In 2004 Congress passed the Arizona Water Settlements Act (AWSA) that authorized diversion of the Gila River if New Mexico agreed to buy water from Arizona to replace what we take out of the river. The AWSA provided $66M for community water projects to meet local water needs and up to $62M more if NM elects to divert and pipe the Gila River.
It’s not our water
- The water is owned by the Gila River Indian Community (GRIC) which is the senior water rights holder.
- We have to buy water from the Central Arizona Project to replace all of GRIC’s Gila water in exchange for what we use, including evaporation – up to 30% of amount diverted annually.
- Buying into this federal system gives up local control of our future water security.
Diversion/pipeline is unnecessary
- According to water studies there is a huge aquifer under the populated areas in southwest New Mexico that can supply needs far into the future.
- There are effective water supply alternatives that are cheaper, faster, and easier than a diversion and pipeline.
- Project costs are estimated at over $300M. AWSA subsidy won’t cover the full cost of a project, leaving a gap of $200M for taxpayers and water users to cover.
- Paying Arizona for the water we use and the annual operation and maintenance costs of a diversion will cost taxpayers several million dollars per year.
Diversion/Pipeline will harm the Gila River
- The ISC claims that water will be taken only during high floods but water can actually be taken out of the river at low flow levels.
- This will harm wildlife, limit recreation opportunities and potentially impact irrigators.
We have a choice
We can immediately spend the $66M on community water projects that will meet our needs far into the future or spend the entire $128M on a speculative diversion and pipeline that we will be paying off for many years & may fail due to long-term drought.
What you can do
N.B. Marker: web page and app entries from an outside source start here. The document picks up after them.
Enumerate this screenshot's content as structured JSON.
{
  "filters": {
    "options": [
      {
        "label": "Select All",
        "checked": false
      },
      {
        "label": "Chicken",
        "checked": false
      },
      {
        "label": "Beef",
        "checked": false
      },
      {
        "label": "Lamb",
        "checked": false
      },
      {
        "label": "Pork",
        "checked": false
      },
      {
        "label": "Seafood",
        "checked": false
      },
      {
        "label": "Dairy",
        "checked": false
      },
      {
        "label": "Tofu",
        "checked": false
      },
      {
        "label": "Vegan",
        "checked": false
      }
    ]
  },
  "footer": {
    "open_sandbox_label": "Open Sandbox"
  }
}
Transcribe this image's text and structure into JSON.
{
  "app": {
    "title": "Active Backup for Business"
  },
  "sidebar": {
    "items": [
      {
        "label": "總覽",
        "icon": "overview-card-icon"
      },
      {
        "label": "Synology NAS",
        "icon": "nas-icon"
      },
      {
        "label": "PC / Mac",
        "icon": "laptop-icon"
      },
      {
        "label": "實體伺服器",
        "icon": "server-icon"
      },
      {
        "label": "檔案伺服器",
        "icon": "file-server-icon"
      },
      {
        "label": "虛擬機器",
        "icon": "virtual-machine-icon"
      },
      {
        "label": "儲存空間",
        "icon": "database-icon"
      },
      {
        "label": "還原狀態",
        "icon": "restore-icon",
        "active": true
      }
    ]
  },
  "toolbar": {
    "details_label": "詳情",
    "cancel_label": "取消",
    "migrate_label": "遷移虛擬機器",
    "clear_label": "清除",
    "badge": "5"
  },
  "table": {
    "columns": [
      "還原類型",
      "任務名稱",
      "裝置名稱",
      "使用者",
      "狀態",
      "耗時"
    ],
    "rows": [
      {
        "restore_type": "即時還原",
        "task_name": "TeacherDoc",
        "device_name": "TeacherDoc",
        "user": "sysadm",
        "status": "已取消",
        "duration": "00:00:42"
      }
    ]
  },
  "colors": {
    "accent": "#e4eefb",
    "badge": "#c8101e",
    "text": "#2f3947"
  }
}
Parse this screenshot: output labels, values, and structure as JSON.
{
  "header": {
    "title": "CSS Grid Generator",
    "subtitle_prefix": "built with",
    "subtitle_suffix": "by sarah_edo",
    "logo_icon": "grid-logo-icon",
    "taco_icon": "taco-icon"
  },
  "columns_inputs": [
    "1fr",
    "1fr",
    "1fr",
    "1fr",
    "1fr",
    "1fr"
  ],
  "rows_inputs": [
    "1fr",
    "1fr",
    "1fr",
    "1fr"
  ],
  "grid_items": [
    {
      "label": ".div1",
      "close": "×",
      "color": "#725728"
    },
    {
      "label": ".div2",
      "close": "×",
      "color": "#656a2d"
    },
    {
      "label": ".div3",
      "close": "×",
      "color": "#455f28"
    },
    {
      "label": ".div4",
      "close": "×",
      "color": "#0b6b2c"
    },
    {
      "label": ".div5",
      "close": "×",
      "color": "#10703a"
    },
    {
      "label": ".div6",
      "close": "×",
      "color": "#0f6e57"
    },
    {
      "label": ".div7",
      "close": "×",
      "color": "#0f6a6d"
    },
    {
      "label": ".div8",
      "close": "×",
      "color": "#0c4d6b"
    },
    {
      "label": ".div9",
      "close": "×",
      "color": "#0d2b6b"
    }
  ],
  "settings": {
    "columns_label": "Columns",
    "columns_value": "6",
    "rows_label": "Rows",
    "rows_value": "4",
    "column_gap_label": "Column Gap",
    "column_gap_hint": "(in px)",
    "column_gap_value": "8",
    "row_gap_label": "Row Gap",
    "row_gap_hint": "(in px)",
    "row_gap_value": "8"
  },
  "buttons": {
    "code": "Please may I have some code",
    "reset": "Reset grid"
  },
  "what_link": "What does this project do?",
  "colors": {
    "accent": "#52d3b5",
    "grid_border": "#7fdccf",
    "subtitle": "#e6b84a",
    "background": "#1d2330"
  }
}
Contact the Interstate Stream Commission and your local elected officials and tell them that they should protect the Gila, New Mexico’s last free flowing river and that New Mexico should immediately spend the $66M on cost-effective, non-diversion community water projects that can meet our water needs far into the future.